“Lucy, the flowers, they delivered the wrong flowers,” Mark managed to say more coherently this time.
“Then call them and tell them to correct the mistake. Who signed for them?” Lucy shifted the phone to her other ear as she balanced her laptop bag on her shoulder.
“Theresa. The florist says they won’t take them back since someone signed for them,” Mark’s voice raised an octave. Lucy looked up at the ceiling. Working with dramatic people drove her batty sometimes—but she was an event planner at the Marriot. Dramatics came with the territory. Weddings were the worst.
“Get the wedding planner on the phone,” Lucy sighed. And working with a third party never worked out well—Theresa had a good eye, but she was flaky. “Tell her to meet me in the ballroom in thirty minutes. We’ll talk to the florist together. And Mark, you need to calm down. This isn’t the first time something like this has happened and I doubt it will be the last.”
Lucy hung up the phone.
“Americano. French toast latte.”
Adjusting her bag, Lucy turned back toward the counter to get her latte, her hand brushing the hand of Americano’s owner as she did so.
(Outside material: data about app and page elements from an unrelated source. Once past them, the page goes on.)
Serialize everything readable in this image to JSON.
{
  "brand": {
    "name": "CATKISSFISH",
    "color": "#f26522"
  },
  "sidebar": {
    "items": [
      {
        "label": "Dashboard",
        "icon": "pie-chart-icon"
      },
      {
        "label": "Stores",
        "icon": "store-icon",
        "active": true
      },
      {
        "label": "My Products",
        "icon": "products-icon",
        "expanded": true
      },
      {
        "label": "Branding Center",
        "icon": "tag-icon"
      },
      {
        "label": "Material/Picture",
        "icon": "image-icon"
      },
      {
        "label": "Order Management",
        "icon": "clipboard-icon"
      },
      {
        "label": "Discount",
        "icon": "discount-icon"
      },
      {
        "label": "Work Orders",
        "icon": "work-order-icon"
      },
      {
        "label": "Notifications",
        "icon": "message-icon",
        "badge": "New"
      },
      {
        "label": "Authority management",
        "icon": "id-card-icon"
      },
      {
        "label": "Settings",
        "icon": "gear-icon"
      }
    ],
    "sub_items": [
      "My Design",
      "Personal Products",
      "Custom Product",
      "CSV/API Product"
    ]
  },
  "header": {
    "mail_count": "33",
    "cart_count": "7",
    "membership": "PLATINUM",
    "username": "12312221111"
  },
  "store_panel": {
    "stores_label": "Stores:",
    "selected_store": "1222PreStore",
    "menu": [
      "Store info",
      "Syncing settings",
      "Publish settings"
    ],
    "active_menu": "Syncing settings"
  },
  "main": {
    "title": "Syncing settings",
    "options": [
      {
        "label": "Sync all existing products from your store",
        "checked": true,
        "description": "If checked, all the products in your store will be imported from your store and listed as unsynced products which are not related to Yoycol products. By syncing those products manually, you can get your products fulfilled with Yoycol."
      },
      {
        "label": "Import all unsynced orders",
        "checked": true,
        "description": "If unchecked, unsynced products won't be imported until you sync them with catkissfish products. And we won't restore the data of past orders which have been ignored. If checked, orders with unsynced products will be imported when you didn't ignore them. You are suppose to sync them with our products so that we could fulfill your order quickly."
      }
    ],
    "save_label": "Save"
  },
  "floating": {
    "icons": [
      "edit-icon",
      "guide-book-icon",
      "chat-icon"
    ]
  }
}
“Sorry,” Lucy murmured without looking up from her latte.
“No problem,” his smooth voice floated over her, sparking something in her memory. Lucy’s forehead wrinkled, as her eyes flickered up. Saul’s smile reached all the way to the corners of his mossy green eyes. “So is that why you didn’t call me?”
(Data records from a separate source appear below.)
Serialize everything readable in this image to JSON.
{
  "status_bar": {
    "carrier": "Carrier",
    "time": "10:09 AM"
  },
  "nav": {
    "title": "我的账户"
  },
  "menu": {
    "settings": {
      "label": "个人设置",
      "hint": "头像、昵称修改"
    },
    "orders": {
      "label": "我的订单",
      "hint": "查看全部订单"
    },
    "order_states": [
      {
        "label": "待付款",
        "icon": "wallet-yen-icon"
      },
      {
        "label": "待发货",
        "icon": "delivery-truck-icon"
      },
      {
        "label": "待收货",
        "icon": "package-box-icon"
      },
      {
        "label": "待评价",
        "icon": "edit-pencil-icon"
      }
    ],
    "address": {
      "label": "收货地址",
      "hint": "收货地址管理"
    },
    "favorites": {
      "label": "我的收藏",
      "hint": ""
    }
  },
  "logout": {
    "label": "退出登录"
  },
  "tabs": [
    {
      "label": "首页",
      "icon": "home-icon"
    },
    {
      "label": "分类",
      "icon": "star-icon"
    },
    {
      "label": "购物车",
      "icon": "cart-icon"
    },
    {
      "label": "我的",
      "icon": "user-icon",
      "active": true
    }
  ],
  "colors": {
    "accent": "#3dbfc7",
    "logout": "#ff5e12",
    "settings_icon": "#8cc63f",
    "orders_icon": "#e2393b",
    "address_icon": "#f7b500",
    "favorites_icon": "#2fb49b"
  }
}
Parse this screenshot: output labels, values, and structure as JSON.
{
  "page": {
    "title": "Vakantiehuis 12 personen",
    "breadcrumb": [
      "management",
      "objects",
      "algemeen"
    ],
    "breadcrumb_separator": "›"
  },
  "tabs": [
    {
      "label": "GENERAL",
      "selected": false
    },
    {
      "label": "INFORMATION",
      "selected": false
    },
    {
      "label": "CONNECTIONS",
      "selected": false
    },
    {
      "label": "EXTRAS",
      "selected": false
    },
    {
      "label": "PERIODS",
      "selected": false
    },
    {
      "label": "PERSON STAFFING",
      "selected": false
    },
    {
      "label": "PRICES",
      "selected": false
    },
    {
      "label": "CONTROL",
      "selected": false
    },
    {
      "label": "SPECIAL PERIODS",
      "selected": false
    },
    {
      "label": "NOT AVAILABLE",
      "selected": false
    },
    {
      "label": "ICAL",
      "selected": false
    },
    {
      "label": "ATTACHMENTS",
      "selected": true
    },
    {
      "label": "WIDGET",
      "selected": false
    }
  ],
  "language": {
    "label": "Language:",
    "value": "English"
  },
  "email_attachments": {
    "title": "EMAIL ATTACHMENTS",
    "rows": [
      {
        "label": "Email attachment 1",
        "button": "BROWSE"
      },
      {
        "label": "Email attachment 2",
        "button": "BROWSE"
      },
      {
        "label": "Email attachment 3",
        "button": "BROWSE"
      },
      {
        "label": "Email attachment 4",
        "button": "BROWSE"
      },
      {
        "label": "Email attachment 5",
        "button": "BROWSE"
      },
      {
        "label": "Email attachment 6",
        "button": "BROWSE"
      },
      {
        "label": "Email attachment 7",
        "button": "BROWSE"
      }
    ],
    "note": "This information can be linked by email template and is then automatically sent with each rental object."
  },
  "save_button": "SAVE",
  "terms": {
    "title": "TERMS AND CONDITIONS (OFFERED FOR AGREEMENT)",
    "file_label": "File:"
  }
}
“I—“ Lucy blinked, her bag dropped from her shoulder to the crook of her elbow, spilling droplet of latte from the top of the lid to her thumb. Saul reached for a napkin and handed it to her while she readjusted the bag on her arm.
“Okay?” he asked.
“Yeah,” she murmured.
“So, how are the wedding plans?”
Lucy’s head popped up again. “What wedding plans?”
“I couldn’t help but overhear. Mark, wasn’t it?” He pointed to the phone that she still held in her hand. Saul was casually mixing the tiniest bit of cream into his coffee and not even enough sugar to taste. “I assume that’s why you never called.” He flashed her his dimpled grin.
Lucy looked stupidly at her phone. “Mark?”
“Your fiancé?” he asked.
“My what?” Lucy shook her head. “Oh no, Mark is my assistant.” She laughed now, shaking her phone back and forth. “We were talking about work.”
“Oh?” Saul leaned against the counter.
“Excuse me,” a little woman with a tight bun leaned in between them and grabbed the cappuccino, but neither Saul nor Lucy moved far—just enough to allow her to get her beverage.
“So, Mark is your assistant. You are a…”
“I’m an event planner,” Lucy supplied. “I work for the Marriot.” She gestured with the latte, then looked down, flustered, and grateful it hadn’t spilled again.
“Ah, that explains the flowers and wedding planner comment then.”
“Yes. We do all kinds of events there, weddings, conferences, fundraisers…” Lucy trailed off, realizing she was rambling.
“So why didn’t you call then?” he asked, taking a sip of his coffee.
“Café latte. Americano. French toast latte.”
“I think we’re in the way,” Lucy said. Looking at the three drinks on the counter in front of them. Saul smiled, a dimple forming on his left cheek. He took a step closer to her so people could get to their drinks at the counter. Lucy could no longer smell the spices of the coffee shop, as her senses filled with cologne—fresh, but masculine. Tommy maybe?
“You’re evading,” he said.
“It’s weird,” she said. Lucy looked at her latte cup.
“To call a stranger? It felt weird.”
“Well,” he glanced up. “We’re not strangers any more. I’m Saul and I work at Hutch and Harris when I’m not attending classes at Wake for Med School, and you’re Lucy—you work at the Marriot as an event planner. And we’re standing in Camino Bakery under the mistletoe.”
“We’re what,” Lucy followed his gaze. Hanging right above their head was a sprig of mistletoe.
“Must be left over from the holidays,” he shrugged. Lucy’s eyes dropped back down to his. He leaned over and kissed her on the cheek. “Call me?”
Lucy was still standing there, mouth open as Saul waved from the other side of the window, hurrying down the sidewalk of Fourth Street.